◆ What is being asked ◆
Each line of the records below that includes "hàng" adds one to the count; state the final count by itself.

Data entries
..............................
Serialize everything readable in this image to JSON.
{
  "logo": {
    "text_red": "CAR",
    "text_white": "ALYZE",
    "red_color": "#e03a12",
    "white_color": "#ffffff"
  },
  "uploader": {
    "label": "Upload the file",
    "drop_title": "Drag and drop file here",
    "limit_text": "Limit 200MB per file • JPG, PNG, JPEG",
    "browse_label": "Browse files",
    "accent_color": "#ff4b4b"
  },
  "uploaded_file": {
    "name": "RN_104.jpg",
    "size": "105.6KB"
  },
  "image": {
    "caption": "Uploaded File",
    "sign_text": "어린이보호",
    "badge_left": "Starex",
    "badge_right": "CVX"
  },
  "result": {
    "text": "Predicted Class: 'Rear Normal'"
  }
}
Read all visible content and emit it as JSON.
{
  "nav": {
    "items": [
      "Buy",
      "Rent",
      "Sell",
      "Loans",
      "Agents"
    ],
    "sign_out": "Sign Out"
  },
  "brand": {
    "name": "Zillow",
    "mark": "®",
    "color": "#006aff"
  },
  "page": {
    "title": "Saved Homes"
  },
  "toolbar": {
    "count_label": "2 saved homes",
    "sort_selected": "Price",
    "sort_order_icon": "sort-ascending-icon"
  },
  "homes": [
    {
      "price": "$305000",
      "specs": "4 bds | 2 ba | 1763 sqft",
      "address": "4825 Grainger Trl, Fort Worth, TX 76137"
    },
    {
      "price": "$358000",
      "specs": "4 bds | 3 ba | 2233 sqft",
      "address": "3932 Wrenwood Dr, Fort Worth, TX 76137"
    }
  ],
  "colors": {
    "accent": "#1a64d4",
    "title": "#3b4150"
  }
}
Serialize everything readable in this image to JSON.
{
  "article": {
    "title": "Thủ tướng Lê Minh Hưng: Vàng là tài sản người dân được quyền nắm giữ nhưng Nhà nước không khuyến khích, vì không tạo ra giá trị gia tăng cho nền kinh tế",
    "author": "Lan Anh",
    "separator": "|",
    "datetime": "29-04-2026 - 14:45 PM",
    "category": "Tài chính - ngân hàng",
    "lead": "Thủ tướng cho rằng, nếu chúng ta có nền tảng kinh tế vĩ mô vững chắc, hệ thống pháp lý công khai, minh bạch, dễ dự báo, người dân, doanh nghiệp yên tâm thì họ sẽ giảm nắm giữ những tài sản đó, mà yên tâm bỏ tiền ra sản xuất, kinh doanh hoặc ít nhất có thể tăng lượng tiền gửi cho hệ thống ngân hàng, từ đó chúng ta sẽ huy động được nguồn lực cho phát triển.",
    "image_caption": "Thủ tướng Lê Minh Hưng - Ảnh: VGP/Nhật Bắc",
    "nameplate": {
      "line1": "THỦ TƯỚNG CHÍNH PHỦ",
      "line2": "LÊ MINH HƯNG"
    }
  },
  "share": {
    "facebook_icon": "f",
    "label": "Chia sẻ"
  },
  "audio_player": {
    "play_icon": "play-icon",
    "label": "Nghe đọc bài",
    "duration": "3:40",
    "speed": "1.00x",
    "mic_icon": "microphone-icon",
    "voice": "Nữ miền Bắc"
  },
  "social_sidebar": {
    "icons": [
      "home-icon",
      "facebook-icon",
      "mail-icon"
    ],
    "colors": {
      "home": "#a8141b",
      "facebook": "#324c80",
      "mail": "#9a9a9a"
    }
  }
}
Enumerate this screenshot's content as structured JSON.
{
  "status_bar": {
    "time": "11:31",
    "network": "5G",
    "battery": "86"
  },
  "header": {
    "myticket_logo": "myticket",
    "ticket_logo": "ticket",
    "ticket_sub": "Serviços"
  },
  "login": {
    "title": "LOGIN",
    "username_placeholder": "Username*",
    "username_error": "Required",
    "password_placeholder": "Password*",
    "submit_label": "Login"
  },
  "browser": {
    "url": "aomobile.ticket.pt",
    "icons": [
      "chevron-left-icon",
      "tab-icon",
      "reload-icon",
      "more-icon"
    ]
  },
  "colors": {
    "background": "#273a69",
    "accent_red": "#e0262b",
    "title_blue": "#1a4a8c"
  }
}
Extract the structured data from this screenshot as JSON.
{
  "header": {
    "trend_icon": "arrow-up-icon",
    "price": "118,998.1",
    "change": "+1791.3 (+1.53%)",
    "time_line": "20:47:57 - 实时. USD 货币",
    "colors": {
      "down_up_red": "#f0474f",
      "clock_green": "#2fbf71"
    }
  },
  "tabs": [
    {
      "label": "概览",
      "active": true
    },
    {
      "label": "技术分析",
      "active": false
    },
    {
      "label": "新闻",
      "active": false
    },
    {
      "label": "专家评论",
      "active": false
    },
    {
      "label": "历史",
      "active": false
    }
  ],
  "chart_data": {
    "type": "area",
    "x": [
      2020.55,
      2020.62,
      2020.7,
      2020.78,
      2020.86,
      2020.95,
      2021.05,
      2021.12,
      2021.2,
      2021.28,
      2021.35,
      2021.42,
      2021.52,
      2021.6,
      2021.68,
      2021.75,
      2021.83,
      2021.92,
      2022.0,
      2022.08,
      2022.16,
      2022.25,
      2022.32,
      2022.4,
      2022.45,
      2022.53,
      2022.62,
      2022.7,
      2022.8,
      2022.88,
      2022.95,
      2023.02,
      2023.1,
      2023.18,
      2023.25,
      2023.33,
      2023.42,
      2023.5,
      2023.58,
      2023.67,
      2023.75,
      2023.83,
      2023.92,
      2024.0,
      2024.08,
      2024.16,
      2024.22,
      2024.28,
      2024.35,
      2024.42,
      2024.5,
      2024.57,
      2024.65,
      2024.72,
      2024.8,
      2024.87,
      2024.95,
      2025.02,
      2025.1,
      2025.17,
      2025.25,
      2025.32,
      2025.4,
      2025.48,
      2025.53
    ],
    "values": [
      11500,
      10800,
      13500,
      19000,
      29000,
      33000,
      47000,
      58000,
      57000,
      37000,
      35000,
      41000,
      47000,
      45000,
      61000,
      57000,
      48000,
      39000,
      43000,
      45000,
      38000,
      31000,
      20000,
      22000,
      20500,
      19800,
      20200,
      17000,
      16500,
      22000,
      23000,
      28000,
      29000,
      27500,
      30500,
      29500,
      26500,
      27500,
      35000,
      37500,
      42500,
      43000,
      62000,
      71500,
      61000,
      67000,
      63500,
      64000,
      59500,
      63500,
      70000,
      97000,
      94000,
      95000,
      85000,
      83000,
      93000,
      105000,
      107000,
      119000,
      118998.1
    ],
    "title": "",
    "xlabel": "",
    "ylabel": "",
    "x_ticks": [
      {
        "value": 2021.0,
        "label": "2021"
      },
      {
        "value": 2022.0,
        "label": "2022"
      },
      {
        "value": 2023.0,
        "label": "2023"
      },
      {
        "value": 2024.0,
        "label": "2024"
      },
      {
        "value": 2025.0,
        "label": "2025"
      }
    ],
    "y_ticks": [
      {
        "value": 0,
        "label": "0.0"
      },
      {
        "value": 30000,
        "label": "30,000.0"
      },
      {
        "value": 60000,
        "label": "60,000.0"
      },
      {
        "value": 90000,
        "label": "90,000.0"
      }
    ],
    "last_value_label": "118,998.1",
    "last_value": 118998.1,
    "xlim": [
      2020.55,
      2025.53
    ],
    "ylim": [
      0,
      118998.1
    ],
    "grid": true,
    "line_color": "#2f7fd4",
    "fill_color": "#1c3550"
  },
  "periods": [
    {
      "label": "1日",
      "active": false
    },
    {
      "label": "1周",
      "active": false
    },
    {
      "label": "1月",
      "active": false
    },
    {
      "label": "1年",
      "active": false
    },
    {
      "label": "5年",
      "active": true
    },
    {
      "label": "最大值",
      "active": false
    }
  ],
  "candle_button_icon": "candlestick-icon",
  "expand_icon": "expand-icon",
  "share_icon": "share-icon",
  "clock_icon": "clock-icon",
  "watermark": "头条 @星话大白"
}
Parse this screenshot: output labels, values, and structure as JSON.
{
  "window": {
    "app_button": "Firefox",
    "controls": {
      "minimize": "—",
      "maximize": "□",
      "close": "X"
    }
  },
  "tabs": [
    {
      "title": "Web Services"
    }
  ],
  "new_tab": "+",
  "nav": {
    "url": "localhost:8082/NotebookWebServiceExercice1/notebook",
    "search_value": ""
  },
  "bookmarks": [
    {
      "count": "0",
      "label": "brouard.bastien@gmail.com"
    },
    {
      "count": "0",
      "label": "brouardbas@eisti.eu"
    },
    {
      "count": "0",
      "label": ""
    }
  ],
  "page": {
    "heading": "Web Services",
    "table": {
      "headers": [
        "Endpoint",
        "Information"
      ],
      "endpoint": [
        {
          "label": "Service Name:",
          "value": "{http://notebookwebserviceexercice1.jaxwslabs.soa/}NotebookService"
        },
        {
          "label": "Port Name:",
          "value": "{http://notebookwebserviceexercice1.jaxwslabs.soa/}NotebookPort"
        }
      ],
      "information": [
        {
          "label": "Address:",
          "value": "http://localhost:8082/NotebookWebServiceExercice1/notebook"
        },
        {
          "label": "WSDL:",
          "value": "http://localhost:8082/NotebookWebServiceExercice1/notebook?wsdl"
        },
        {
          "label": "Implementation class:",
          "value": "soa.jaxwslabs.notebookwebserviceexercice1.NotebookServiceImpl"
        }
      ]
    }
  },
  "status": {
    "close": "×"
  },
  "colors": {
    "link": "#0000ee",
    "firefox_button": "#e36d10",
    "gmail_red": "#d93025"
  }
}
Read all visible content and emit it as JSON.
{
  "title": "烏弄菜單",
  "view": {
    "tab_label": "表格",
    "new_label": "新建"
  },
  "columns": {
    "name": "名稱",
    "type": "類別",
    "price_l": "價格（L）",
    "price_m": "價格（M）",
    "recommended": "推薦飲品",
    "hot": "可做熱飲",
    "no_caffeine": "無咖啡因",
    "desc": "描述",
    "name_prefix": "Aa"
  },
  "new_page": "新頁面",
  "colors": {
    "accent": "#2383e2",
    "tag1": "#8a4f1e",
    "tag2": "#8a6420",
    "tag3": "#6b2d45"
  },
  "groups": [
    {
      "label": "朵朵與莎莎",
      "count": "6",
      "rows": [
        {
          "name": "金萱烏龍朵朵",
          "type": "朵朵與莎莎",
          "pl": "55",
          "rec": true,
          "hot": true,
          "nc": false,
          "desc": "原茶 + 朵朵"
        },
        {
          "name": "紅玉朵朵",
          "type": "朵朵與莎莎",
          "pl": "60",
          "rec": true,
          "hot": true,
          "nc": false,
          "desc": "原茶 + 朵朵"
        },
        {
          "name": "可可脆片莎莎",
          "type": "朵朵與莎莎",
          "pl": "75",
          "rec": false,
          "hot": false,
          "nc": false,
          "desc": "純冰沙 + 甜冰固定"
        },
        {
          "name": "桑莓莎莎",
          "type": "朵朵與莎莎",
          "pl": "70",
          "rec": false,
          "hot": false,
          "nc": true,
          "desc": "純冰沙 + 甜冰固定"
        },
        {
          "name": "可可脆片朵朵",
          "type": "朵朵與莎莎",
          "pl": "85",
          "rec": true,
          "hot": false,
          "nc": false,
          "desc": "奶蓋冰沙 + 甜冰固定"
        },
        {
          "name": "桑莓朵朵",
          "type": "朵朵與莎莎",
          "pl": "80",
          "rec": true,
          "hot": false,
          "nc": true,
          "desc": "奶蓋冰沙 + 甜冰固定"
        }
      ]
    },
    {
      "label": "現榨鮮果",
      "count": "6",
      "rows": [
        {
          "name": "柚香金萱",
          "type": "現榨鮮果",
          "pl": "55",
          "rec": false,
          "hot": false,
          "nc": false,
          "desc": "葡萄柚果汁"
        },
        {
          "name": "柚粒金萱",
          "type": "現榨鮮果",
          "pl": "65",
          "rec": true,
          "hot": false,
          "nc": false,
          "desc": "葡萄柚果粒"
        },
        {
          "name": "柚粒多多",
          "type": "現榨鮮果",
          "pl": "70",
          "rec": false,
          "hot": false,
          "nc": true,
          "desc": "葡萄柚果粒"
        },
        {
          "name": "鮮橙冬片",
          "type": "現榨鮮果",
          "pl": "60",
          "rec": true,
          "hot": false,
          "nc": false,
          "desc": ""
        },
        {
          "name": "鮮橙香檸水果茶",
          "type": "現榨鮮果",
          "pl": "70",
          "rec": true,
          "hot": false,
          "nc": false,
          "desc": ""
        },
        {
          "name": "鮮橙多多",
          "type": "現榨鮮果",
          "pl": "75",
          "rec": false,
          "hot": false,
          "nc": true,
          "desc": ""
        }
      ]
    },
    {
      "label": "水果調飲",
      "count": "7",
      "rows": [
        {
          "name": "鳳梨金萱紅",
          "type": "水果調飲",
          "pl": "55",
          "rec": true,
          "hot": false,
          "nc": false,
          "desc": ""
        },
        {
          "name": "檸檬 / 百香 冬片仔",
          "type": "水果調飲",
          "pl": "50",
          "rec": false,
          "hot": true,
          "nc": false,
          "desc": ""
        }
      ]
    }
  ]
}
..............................
◆ Solution for this problem ◆
2